find the arbitrage free forward rate first (by the way are these rates in LIBOR?)
F0 = 0.85 x (1.18/1.12)90/365 = 0.861
since the quoted forward rate is underpriced (lower than the arbitrage free forward), you would borrow SF, use the proceed to buy USD at spot, invest USD, enter into the forward at 0.8. 3 months later, collect USD investment and convert it at the agreed forward rate at 0.8 and pay off the loan on SF
assuming a SF1,000,000 loan.
borrow SF1,000,000 convert to USD -> USD850,000 (at spot rate of 0.85)
USD850,000 invested for 3 months -> USD885,408 (at 18% interest rate, ending value rounded up, assuming 30-365 day convention and annual compounding)
convert USD885,408 back to SF (at the agreed forward rate of 0.8) -> SF1,106,850
loan amount need to be repaid in SF (again, assuming 30-365 day convention and annual compounding) -> SF1,028,338
collect a net difference of SF78,551 (1,106,850 - 1,028,338)
note that in step 3, if the agreed forward rate is 0.861 (the arbitrage free forward), there would be no profit (there might still be negative or positive arbitrage profit due to rounding errors)
if quoted forward rate is underpriced, you buy and invest the price currency (USD) at spot
if quoted forward rate is overpriced, you buy and invest the base currency (SF) at spot
if the question asks you to start with a currency, you just have to mix it around.
for example, if in my explanation you have to start with USD. you enter into a forward agreement at 0.8 first, borrow SF at SF rate, convert it into USD and use the proceed to invest in USD. 3 months later, convert the necessary amount of USD back to SF to repay SF loan and keep the leftovers.
same thing really but the ending profits will be in USD instead of at SF.
For this part, you would use the forward rate to convert back to SF, but how will the ending profits be in USD? Are you saying you would convert the one-year-ahead borrowed SF amount to USD using the forward rate?

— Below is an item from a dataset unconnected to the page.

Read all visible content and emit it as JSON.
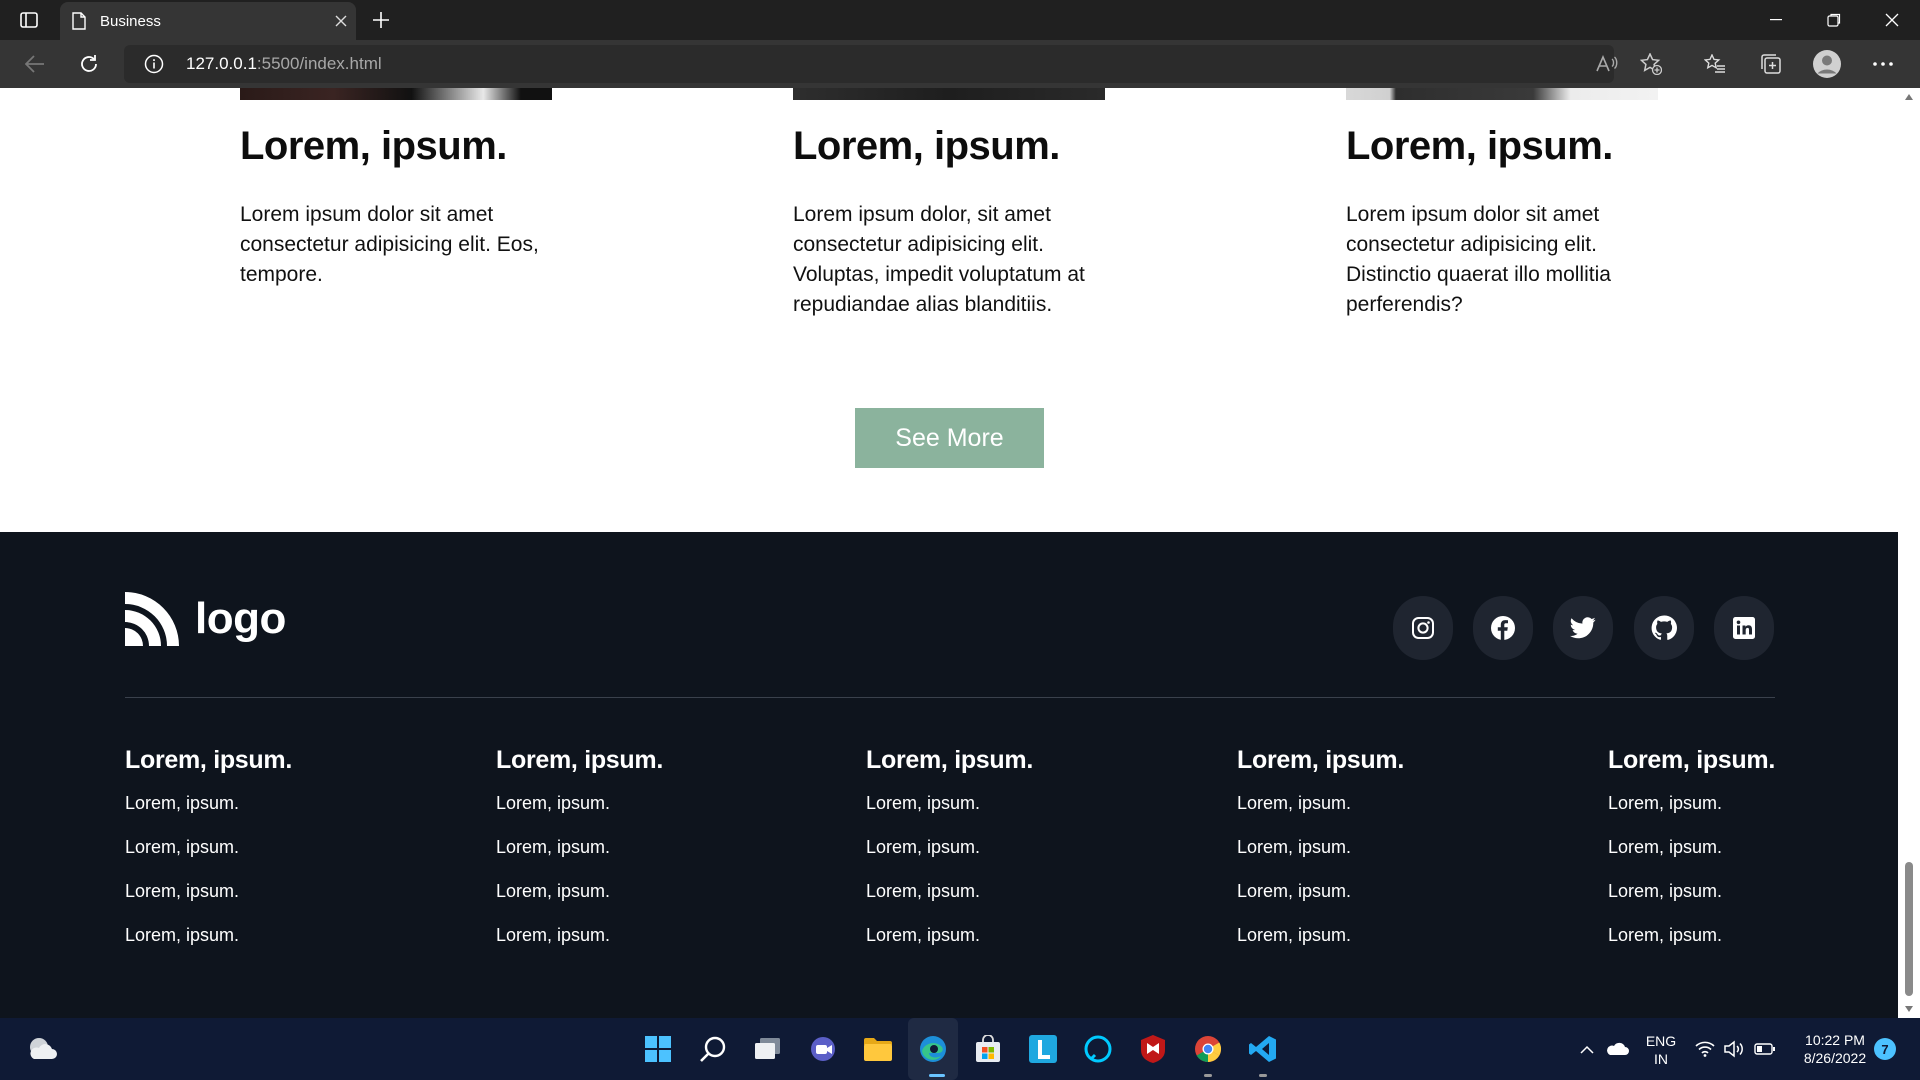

Since the market forward rate of $ 0.8/SF is lower than that implied by interest rate parity, $0.861/SF, then SF is undervalued vs dollar (we are supposed to buy more dollars in the future than now with one unit of SF currency), then we should borrow SF and invest in USD because it is relatively cheaper to do that taking into account both the forward price and the forward rates of both currencies that will prevail in the near future.